"You know, I was thinking a lot about historical novels," Mamet says. "And Mario Puzo wrote The Godfather -- and then of course he and Francis [Ford Coppola] made it into a movie, which is rather different than the book. These were the stories that they grew up with. That was the stuff that being an Italian-American, whose grandparents had been connected with the immigrant generation and thus with the mob, just like Margaret Mitchell grew up with stories of the Old South. And in Chicago in my generation — I was born in 1947 — you grew up with stories of the mob, because my parents were the immigrant generation, and all the parents of my friends were the immigrant generation, and those were the people whom they were associated with, or were their adversaries starting off in America. So when you grew up in Chicago in the '50s, these were the stories you grew up with."
His new novel is simply titled Chicago. He spoke from NPR West in Culver City, Calif.
On protagonist Mike Hodge, and how his World War I service and journalism career shapes him
Well, I don't know – I mean, the whole trick to art is what you leave out, of course. Because I've been looking at the Olympics — maybe you have too — and there are some figure skaters who do everything correctly, and admire their athleticism. And there are others who you just — your jaw opens and you're struck by their grace, because they aren't adding anything to it. You know, there are a lot of pianists who can play Bach, but there's only one Glenn Gould. And if you listen to Glenn Gould, you think, "Hey, I can do that," because he left everything out. And that's what art is.
On the theme where many characters get ahead in the novel by cornering the franchise for sin
Well, it's true. You know, I'm over in Culver City, and there's a huge billboard about marijuana delivered directly to your door, OK? So what does government do? OK, when they can't make money or gain votes from combating sin, they take over the franchise. "Oh, you can't play the lottery, you can't play the numbers, oops, but you know, we're going to take over the lottery." So one of the themes of the book is the Chicagoan way of looking at the world, which is: Nothing's on the level. Which, as far as I can tell, is true.
On how to write David-Mamet-style dialogue, and on his craft in general
I wrote a book once called Some Freaks, which is kind of how I always thought of myself. It's what I do all day — I sit alone in a room and dream up stuff and write it down, just doing the best I can. Someone said to me, "How do I write like you?" I said, you know, "I have to, you don't."
Well the question is: Do I keep working on this piece of garbage and hope that something will come up, or do I put it aside and take up something else? And sometimes the answer is one, sometimes the answer is the other. But the only thing that I know is what Anthony Trollope said. He said, what does every writer need? He said, he needs cobbler's wax to stick him to his chair. ...
And just keep staring at it until you get so sick of yourself. You might write something. Because one doesn't know the difference between "this is a terrible idea" and "there is something so deep inside of me that every atom of my existence is resisting it." Because that might be genius.

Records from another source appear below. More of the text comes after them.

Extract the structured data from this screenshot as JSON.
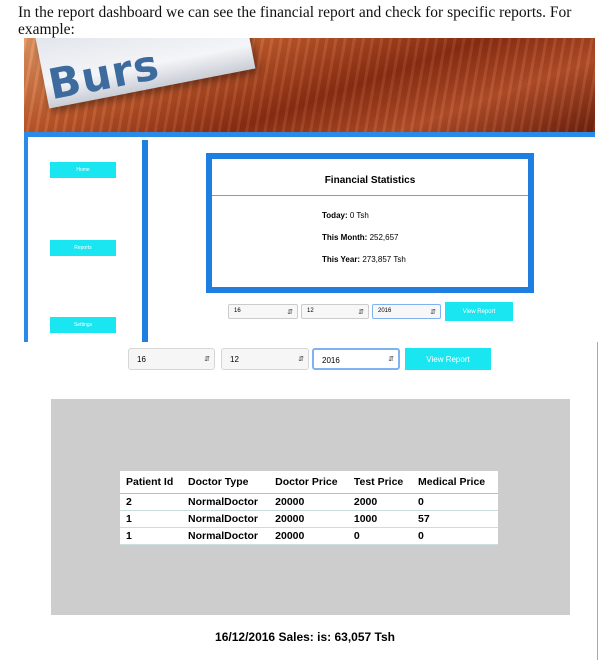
{
  "intro_text": "In the report dashboard we can see the financial report and check for specific reports. For example:",
  "banner": {
    "logo_text": "Burs"
  },
  "sidebar": {
    "items": [
      {
        "label": "Home"
      },
      {
        "label": "Reports"
      },
      {
        "label": "Settings"
      }
    ]
  },
  "stats": {
    "title": "Financial Statistics",
    "today_label": "Today:",
    "today_value": "0 Tsh",
    "month_label": "This Month:",
    "month_value": "252,657",
    "year_label": "This Year:",
    "year_value": "273,857 Tsh"
  },
  "filter_small": {
    "day": "16",
    "month": "12",
    "year": "2016",
    "button": "View Report"
  },
  "filter": {
    "day": "16",
    "month": "12",
    "year": "2016",
    "button": "View Report"
  },
  "table": {
    "columns": [
      "Patient Id",
      "Doctor Type",
      "Doctor Price",
      "Test Price",
      "Medical Price"
    ],
    "rows": [
      [
        "2",
        "NormalDoctor",
        "20000",
        "2000",
        "0"
      ],
      [
        "1",
        "NormalDoctor",
        "20000",
        "1000",
        "57"
      ],
      [
        "1",
        "NormalDoctor",
        "20000",
        "0",
        "0"
      ]
    ]
  },
  "sales_text": "16/12/2016 Sales: is: 63,057 Tsh",
  "colors": {
    "accent_blue": "#1f7fe0",
    "cyan_button": "#19e6f0",
    "panel_grey": "#cdcdcd"
  }
}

You don't know! Because not only does a good writer throw out what the others keep — a good writer keeps what the others throw out.
Sarah Handel and Viet Le produced and edited this interview for broadcast. Patrick Jarenwattananon adapted it for the Web.